The seminar drew representatives from the Foreign Affairs Ministry, the European Commission, the European External Action Service, the Fundamental Rights Agency, members of Knesset and representatives from the Education Ministry, research institutions, NGOs and technology companies. “In the face of rising intolerance in Europe, the Middle East and elsewhere, government and public servants must find their way to develop new tools for confronting fresh challenges,” said Akiva Tor, head of the Bureau for World Jewish Affairs and World Religions at the Foreign Affairs Ministry. “We need to be proactive and creative in developing innovative tools for education towards tolerance, and we need to become more vigilant against the use of hi-tech in the spread of hate.”Source
The European Union exhibits a frightening degree of deference to these demands and, in turn, puts pressure on the world's leading tech companies to create facilities that allow dissident speech to be suppressed.
European officials pushed on Tuesday for American technology giants to do more to tackle online hate speech across the region, adding to the chorus of policy makers worldwide demanding greater action from the likes of Facebook, Google and Twitter.Source
European leaders who happily denounce China for its state control of the internet and repression of political dissent demand exactly the same thing in their own countries yet see no connection between the two. China's censorship and repression is crazy and evil, they say; but Europe's repression is good. Europe's dissident really are bad people, deserving of repression, while China's dissidents are just innocent freedom fighters.
The size of the European economy makes it a market tech companies cannot afford to ignore. So they will create these "anti-hate-speech" mechanisms as required and, once they exist, they will be used around the world, including in countries where there are not, and have never been, any significant Jewish populations.
Campaigners for change across the globe, fighting to make their countries incrementally better places, find their hopes stymied by the obsessive insistence of a small, Middle Eastern tribe that no one should be able to make critical remarks about it; and the fawning subservience shown to this Middle Eastern tribe by the elites of the western world.
UPDATE: New development today.
An initiative to fight hate crime was launched on Monday evening at the Google offices in Brussels. The project is a collaboration between the European Commission, social media giants Twitter and Facebook and Jewish NGO CEJI – A Jewish Contribution to an Inclusive Europe.
“Who could better represent the diversity of Europe than a Jewish organization born out of... Jewish culture and awareness of embracing differences, while still adhering eventually to one big understanding of mutual respect?” asked Katharina von Schnurbein, coordinator on combating antisemitism for the European Commission. She was speaking on behalf of the group’s first vice president, Frans Timmermans, who had to cancel at the last minute.
“With the unique Jewish European experience with regard to inclusion and being confronted with prejudice and hatred, CEJI is well placed to share this wide knowledge with schools, law enforcement authorities, other NGOs and also with us, the European Commission,” Von Schurbein said.
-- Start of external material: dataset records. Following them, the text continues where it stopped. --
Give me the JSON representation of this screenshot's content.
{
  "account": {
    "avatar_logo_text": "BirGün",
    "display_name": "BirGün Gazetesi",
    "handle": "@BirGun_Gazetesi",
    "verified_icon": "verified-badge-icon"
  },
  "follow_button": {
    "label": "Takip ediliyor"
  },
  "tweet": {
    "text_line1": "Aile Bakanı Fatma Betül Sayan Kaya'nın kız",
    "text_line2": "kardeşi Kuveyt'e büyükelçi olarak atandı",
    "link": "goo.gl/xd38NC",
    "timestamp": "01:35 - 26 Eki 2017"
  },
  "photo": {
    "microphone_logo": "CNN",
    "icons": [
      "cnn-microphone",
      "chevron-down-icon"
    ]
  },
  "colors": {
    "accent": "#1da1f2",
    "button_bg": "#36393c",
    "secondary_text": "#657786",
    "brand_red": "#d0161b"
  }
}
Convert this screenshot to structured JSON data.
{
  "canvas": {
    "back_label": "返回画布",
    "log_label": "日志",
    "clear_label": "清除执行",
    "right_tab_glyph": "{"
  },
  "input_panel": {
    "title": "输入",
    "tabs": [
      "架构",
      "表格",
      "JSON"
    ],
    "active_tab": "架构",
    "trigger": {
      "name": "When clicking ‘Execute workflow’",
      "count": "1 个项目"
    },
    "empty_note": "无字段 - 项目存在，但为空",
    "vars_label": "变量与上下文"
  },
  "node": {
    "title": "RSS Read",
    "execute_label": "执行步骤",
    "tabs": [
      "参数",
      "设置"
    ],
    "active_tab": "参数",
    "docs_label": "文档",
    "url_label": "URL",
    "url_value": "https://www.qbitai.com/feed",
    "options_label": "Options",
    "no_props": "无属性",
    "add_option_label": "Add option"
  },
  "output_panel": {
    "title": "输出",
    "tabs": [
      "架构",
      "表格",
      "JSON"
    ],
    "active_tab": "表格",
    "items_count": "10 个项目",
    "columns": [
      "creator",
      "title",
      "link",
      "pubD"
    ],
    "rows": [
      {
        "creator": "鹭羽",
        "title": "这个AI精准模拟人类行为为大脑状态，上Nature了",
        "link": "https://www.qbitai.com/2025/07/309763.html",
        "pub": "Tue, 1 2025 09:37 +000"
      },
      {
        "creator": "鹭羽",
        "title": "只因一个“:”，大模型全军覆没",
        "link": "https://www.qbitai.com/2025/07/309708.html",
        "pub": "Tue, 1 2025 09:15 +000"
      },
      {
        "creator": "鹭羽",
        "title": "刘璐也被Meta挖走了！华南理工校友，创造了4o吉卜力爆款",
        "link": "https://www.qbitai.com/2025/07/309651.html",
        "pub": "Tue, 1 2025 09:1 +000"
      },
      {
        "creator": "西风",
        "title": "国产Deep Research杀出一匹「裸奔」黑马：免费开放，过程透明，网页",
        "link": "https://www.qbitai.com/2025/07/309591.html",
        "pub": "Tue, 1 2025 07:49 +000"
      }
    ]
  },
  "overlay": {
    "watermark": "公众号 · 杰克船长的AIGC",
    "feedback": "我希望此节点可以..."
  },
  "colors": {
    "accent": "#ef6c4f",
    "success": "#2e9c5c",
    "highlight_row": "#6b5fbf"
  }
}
The event saw the beginning of a project called “Facing all the Facts,” funded by the rights, equality and citizenship program of the EC, and coordinated by CEJI.
... Law enforcement agencies from the UK, Italy and Hungary attended the launch, along with representatives from the EC, Google, Facebook, Twitter, Open Society Foundations and numerous civil society organizations that are stakeholders and collaborators in the initiative.Source